Even if the prince was named prime minister just weeks ago, the US government’s executive branch “remains responsible for foreign affairs, including with Saudi Arabia, and a contrary decision on bin Salman’s immunity by this Court would unduly interfere with those responsibilities,” Bates said.
A team of Saudi officials killed Khashoggi inside the Saudi consulate in Istanbul in 2018. Khashoggi, a columnist for The Washington Post, had written critically of the harsh ways of Prince Mohammed, Saudi Arabia’s de facto ruler.
The US intelligence community concluded the Saudi crown prince ordered the operation against Khashoggi. The killing opened a rift between the Biden administration and Saudi Arabia that the administration has tried in recent months to close, as the US unsuccessfully urged the kingdom to undo oil production cuts in a global market racked by the Ukraine war.
Khashoggi had entered the Saudi consulate to obtain documents needed for his upcoming marriage. His fiancee, Cengiz, who had waited unknowingly outside the consulate as he was killed, and a rights group founded by Khashoggi before he died brought the lawsuit. The lawsuit also named two top aides of the prince as accomplices.

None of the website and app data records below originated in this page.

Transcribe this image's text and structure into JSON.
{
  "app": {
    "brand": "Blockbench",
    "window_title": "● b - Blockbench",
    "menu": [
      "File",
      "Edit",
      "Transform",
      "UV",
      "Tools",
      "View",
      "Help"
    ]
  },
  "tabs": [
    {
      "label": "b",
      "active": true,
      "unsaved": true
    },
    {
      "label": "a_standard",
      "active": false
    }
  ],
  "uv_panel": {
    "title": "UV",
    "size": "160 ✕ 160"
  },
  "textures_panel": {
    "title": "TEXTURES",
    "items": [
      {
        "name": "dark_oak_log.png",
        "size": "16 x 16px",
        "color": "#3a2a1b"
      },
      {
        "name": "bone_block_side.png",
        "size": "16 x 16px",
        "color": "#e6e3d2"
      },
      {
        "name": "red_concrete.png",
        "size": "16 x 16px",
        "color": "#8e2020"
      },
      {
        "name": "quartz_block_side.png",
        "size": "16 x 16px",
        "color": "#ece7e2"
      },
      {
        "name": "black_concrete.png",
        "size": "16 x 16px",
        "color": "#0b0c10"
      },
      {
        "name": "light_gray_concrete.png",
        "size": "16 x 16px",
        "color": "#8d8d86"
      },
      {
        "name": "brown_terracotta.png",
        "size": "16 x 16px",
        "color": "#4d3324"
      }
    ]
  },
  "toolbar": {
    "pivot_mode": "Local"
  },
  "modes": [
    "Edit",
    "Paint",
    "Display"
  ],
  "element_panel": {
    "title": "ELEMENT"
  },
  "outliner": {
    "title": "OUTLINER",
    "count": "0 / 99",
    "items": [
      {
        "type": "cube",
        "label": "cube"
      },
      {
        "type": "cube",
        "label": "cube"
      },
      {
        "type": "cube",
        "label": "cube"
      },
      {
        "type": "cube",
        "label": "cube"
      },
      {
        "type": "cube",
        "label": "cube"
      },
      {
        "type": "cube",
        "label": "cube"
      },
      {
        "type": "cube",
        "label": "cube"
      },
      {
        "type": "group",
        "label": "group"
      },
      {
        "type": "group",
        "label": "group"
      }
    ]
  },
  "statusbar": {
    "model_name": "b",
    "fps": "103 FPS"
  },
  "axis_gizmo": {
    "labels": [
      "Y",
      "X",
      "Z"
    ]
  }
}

The Biden administration, invited but not ordered by the judge to offer an opinion on the matter, declared last month that Prince Mohammed’s standing as Saudi Arabia’s prime minister gave him sovereign immunity from the US lawsuit.
Saudi Arabia’s king, Salman, had named Prince Mohammed, his son, as prime minister weeks earlier. It was a temporary exemption from the kingdom’s governing code, which makes the king prime minister.
Khashoggi’s fiancee and his rights group argued the move was a maneuver to shield the prince from the US court.
Bates expressed “uneasiness” with the circumstances of Prince Mohammed’s new title, and wrote in Tuesday’s order that “there is a strong argument that plaintiffs’ claims against bin Salman and the other defendants are meritorious.”
But the government’s finding that Prince Mohammed was immune left him no choice but to dismiss the prince as a plaintiff, the judge wrote. He also dismissed the two other Saudi plaintiffs, saying the US court lacked jurisdiction over them.
The Biden administration argued longstanding legal precedent on immunity for heads of government from other nations’ courts, in some circumstances, demanded that the prince be shielded as prime minister, regardless of the prince only recently obtaining the title.
The Biden administration already had spared Prince Mohammed from government penalties in the case, again citing sovereign immunity. Rights groups and Saudi exiles argued that sparing Prince Mohammed from accountability in Khashoggi’s killing would give the crown prince and other authoritarian rulers around the world a green light for future abuses.
“Today is a dark day for victims of transnational repression,” said Khalid Aljabri, a US-based doctor and son of a former Saudi intelligence official.
Biden “has put dissidents at greater risk while confirming to dictators that his human rights policy is nothing but hot air,” he added.
A Saudi court in 2020 jailed eight people for between seven and 20 years over the killing.